**YOUR ASSIGNMENT**
Scan the lines below for "name" and copy the matches.

::: GIVEN DATA

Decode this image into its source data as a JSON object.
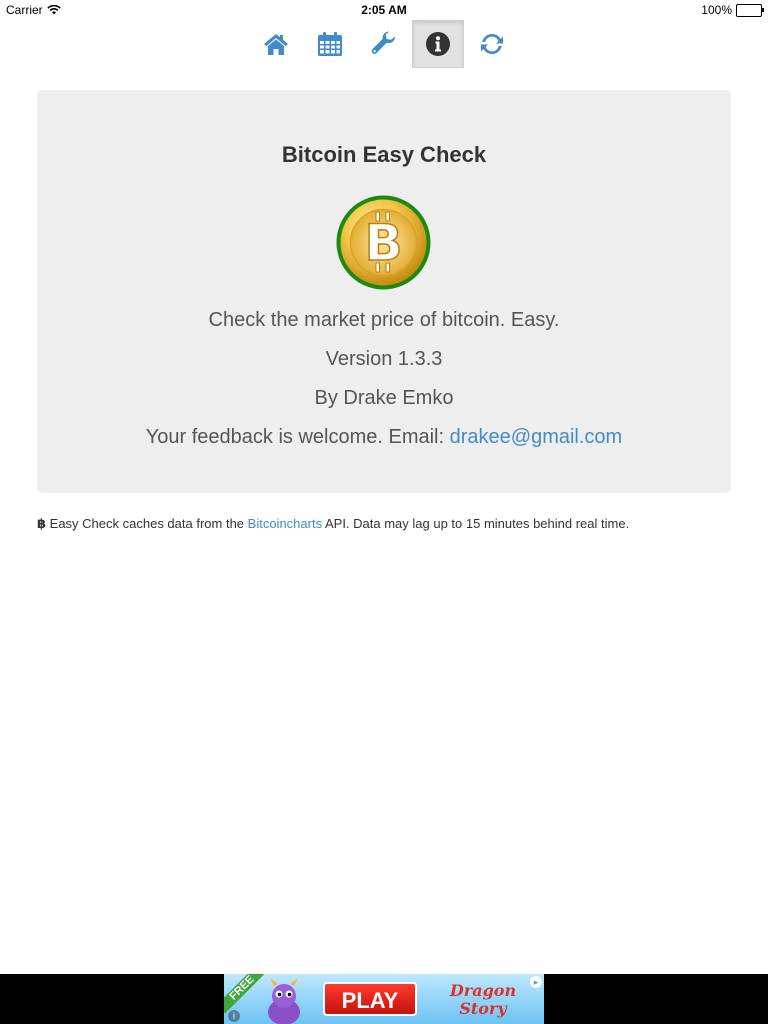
{
  "status_bar": {
    "carrier": "Carrier",
    "time": "2:05 AM",
    "battery": "100%"
  },
  "toolbar": {
    "buttons": [
      {
        "icon": "home-icon",
        "active": false
      },
      {
        "icon": "calendar-icon",
        "active": false
      },
      {
        "icon": "wrench-icon",
        "active": false
      },
      {
        "icon": "info-icon",
        "active": true
      },
      {
        "icon": "refresh-icon",
        "active": false
      }
    ],
    "accent_color": "#428bca"
  },
  "about": {
    "title": "Bitcoin Easy Check",
    "tagline": "Check the market price of bitcoin. Easy.",
    "version": "Version 1.3.3",
    "author": "By Drake Emko",
    "feedback_label": "Your feedback is welcome. Email: ",
    "email": "drakee@gmail.com"
  },
  "note": {
    "symbol": "฿",
    "text_before": " Easy Check caches data from the ",
    "link": "Bitcoincharts",
    "text_after": " API. Data may lag up to 15 minutes behind real time."
  },
  "ad": {
    "badge": "FREE",
    "cta": "PLAY",
    "brand": "Dragon Story"
  }
}
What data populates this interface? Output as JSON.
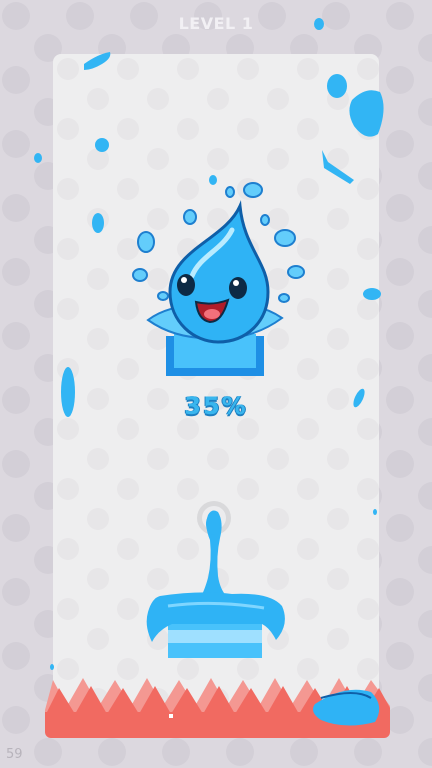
{
  "level": {
    "label": "LEVEL 1"
  },
  "progress": {
    "text": "35%",
    "value": 0.35
  },
  "fps": {
    "value": "59"
  },
  "colors": {
    "background": "#dcd8df",
    "card": "#eeeeef",
    "water": "#2fb3f5",
    "water_dark": "#1a8fe0",
    "spikes": "#f16a61",
    "spikes_light": "#f49892"
  },
  "icons": {
    "mascot": "water-drop-mascot-icon",
    "pen": "draw-origin-icon"
  }
}
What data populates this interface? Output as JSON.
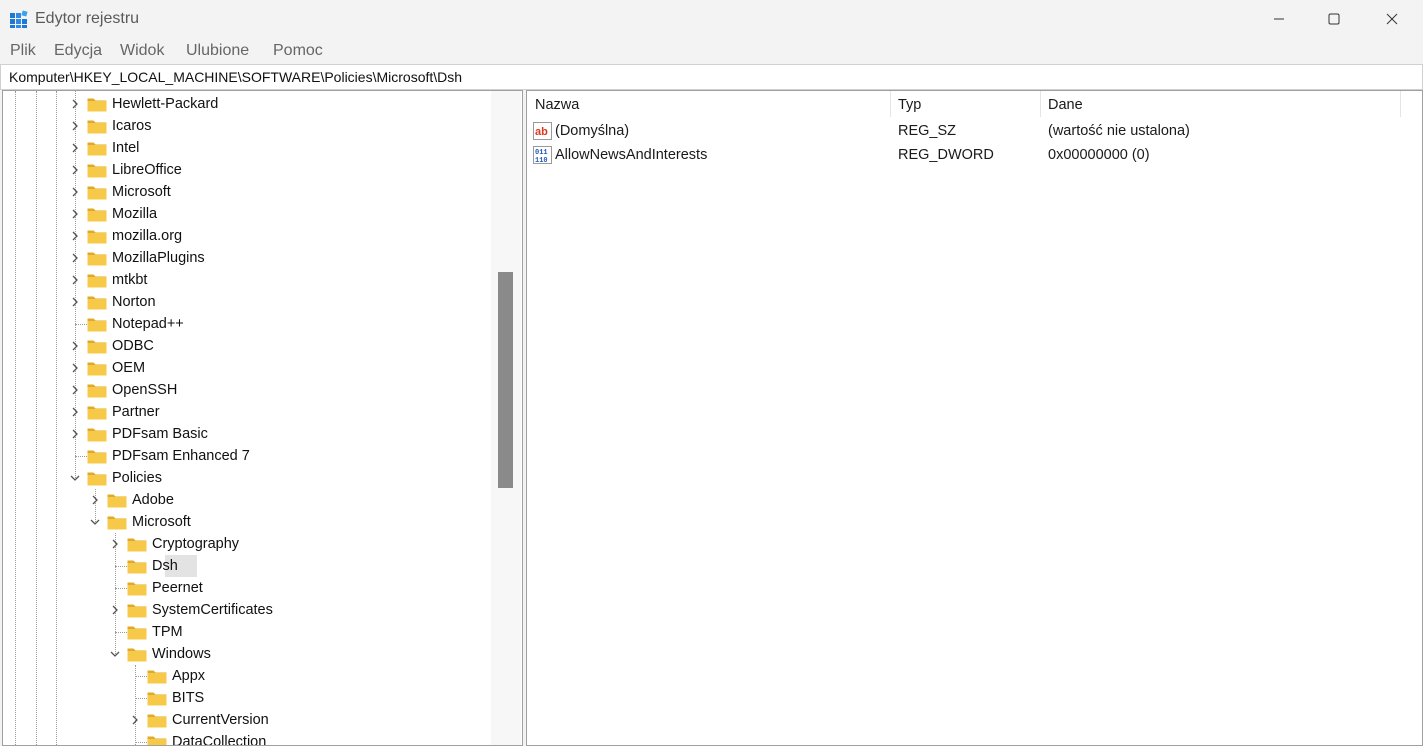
{
  "window": {
    "title": "Edytor rejestru",
    "minimize_icon": "minimize-icon",
    "maximize_icon": "maximize-icon",
    "close_icon": "close-icon"
  },
  "menu": {
    "items": [
      "Plik",
      "Edycja",
      "Widok",
      "Ulubione",
      "Pomoc"
    ]
  },
  "address": {
    "path": "Komputer\\HKEY_LOCAL_MACHINE\\SOFTWARE\\Policies\\Microsoft\\Dsh"
  },
  "tree": {
    "selected": "Dsh",
    "nodes": [
      {
        "label": "Hewlett-Packard",
        "depth": 0,
        "expander": "collapsed"
      },
      {
        "label": "Icaros",
        "depth": 0,
        "expander": "collapsed"
      },
      {
        "label": "Intel",
        "depth": 0,
        "expander": "collapsed"
      },
      {
        "label": "LibreOffice",
        "depth": 0,
        "expander": "collapsed"
      },
      {
        "label": "Microsoft",
        "depth": 0,
        "expander": "collapsed"
      },
      {
        "label": "Mozilla",
        "depth": 0,
        "expander": "collapsed"
      },
      {
        "label": "mozilla.org",
        "depth": 0,
        "expander": "collapsed"
      },
      {
        "label": "MozillaPlugins",
        "depth": 0,
        "expander": "collapsed"
      },
      {
        "label": "mtkbt",
        "depth": 0,
        "expander": "collapsed"
      },
      {
        "label": "Norton",
        "depth": 0,
        "expander": "collapsed"
      },
      {
        "label": "Notepad++",
        "depth": 0,
        "expander": "none"
      },
      {
        "label": "ODBC",
        "depth": 0,
        "expander": "collapsed"
      },
      {
        "label": "OEM",
        "depth": 0,
        "expander": "collapsed"
      },
      {
        "label": "OpenSSH",
        "depth": 0,
        "expander": "collapsed"
      },
      {
        "label": "Partner",
        "depth": 0,
        "expander": "collapsed"
      },
      {
        "label": "PDFsam Basic",
        "depth": 0,
        "expander": "collapsed"
      },
      {
        "label": "PDFsam Enhanced 7",
        "depth": 0,
        "expander": "none"
      },
      {
        "label": "Policies",
        "depth": 0,
        "expander": "expanded"
      },
      {
        "label": "Adobe",
        "depth": 1,
        "expander": "collapsed"
      },
      {
        "label": "Microsoft",
        "depth": 1,
        "expander": "expanded"
      },
      {
        "label": "Cryptography",
        "depth": 2,
        "expander": "collapsed"
      },
      {
        "label": "Dsh",
        "depth": 2,
        "expander": "none"
      },
      {
        "label": "Peernet",
        "depth": 2,
        "expander": "none"
      },
      {
        "label": "SystemCertificates",
        "depth": 2,
        "expander": "collapsed"
      },
      {
        "label": "TPM",
        "depth": 2,
        "expander": "none"
      },
      {
        "label": "Windows",
        "depth": 2,
        "expander": "expanded"
      },
      {
        "label": "Appx",
        "depth": 3,
        "expander": "none"
      },
      {
        "label": "BITS",
        "depth": 3,
        "expander": "none"
      },
      {
        "label": "CurrentVersion",
        "depth": 3,
        "expander": "collapsed"
      },
      {
        "label": "DataCollection",
        "depth": 3,
        "expander": "none"
      }
    ]
  },
  "list": {
    "columns": [
      "Nazwa",
      "Typ",
      "Dane"
    ],
    "rows": [
      {
        "icon": "string-value-icon",
        "name": "(Domyślna)",
        "type": "REG_SZ",
        "data": "(wartość nie ustalona)"
      },
      {
        "icon": "binary-value-icon",
        "name": "AllowNewsAndInterests",
        "type": "REG_DWORD",
        "data": "0x00000000 (0)"
      }
    ]
  },
  "colors": {
    "folder": "#f7c948",
    "folder_dark": "#e0a92a",
    "selected_bg": "#e3e3e3",
    "scroll_thumb": "#8a8a8a"
  }
}
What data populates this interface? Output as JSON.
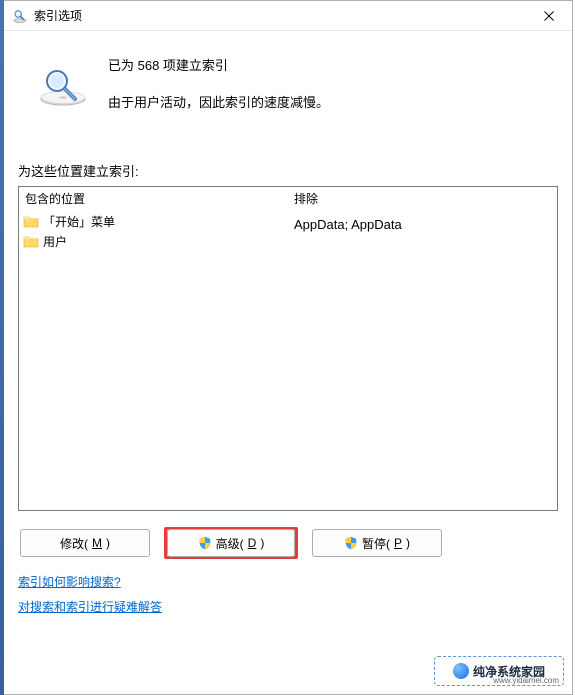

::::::

**OUTPUT FOR THIS EXERCISE**
        "name": "(Domyślna)",
        "name": "AllowNewsAndInterests",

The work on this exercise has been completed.